→ **Required work**
The copy has to match the data exactly and leave out every picture.
[Start of section]
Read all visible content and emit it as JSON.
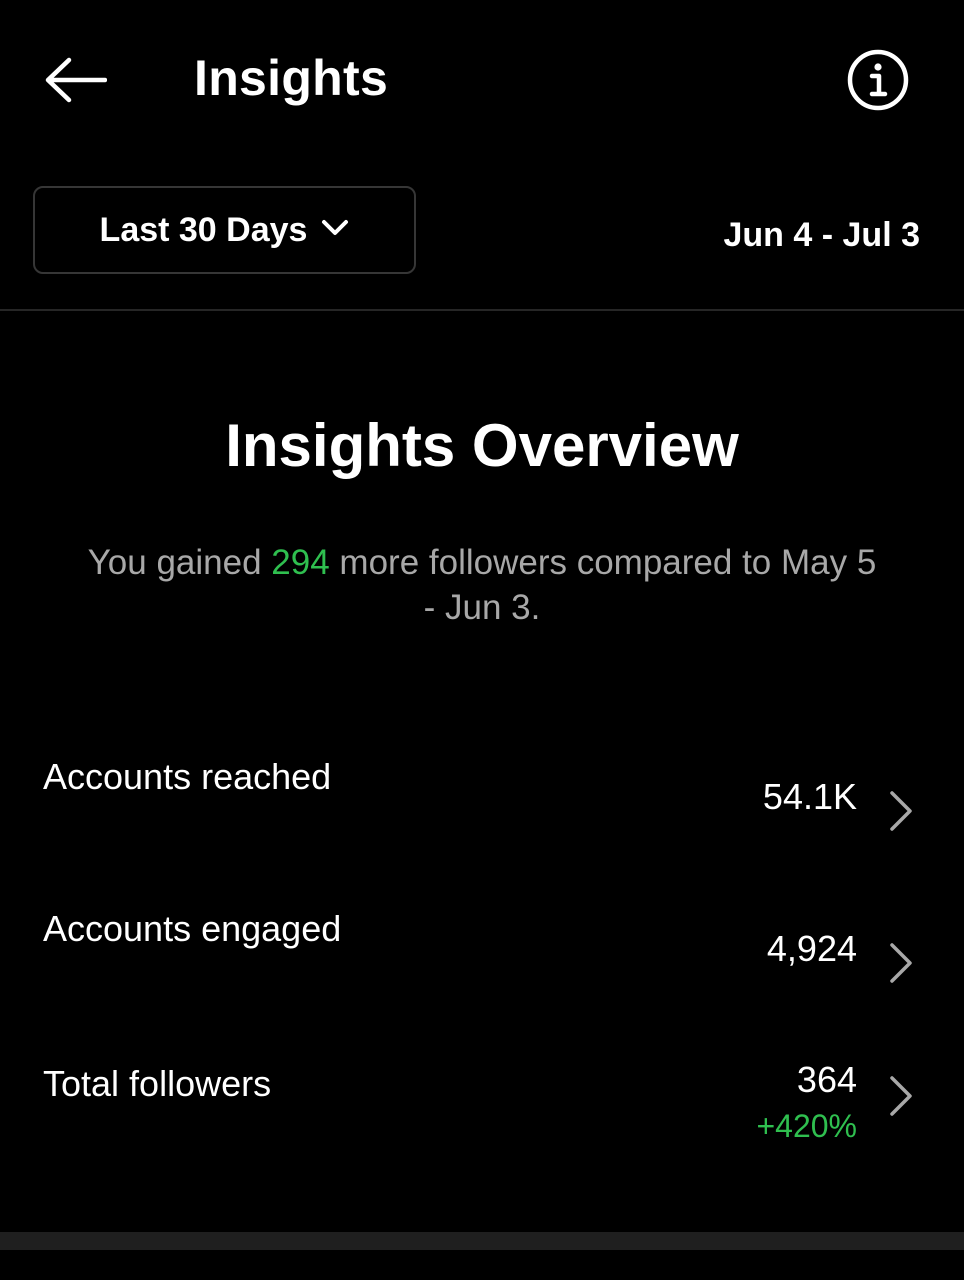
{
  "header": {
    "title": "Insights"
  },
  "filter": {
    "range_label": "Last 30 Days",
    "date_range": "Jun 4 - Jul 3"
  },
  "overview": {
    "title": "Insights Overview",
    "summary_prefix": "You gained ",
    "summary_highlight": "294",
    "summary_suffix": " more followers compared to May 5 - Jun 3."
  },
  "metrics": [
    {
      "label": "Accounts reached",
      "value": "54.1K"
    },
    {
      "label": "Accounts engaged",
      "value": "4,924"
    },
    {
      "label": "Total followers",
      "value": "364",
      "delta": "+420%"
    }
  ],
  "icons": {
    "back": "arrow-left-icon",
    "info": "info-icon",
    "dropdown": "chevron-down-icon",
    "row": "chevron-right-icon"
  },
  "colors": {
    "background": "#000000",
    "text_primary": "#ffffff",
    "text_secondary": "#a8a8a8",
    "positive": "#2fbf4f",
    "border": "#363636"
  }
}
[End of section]
→ **Expected output**
Read all visible content and emit it as JSON.
{
  "header": {
    "title": "Insights"
  },
  "filter": {
    "range_label": "Last 30 Days",
    "date_range": "Jun 4 - Jul 3"
  },
  "overview": {
    "title": "Insights Overview",
    "summary_prefix": "You gained ",
    "summary_highlight": "294",
    "summary_suffix": " more followers compared to May 5 - Jun 3."
  },
  "metrics": [
    {
      "label": "Accounts reached",
      "value": "54.1K"
    },
    {
      "label": "Accounts engaged",
      "value": "4,924"
    },
    {
      "label": "Total followers",
      "value": "364",
      "delta": "+420%"
    }
  ],
  "icons": {
    "back": "arrow-left-icon",
    "info": "info-icon",
    "dropdown": "chevron-down-icon",
    "row": "chevron-right-icon"
  },
  "colors": {
    "background": "#000000",
    "text_primary": "#ffffff",
    "text_secondary": "#a8a8a8",
    "positive": "#2fbf4f",
    "border": "#363636"
  }
}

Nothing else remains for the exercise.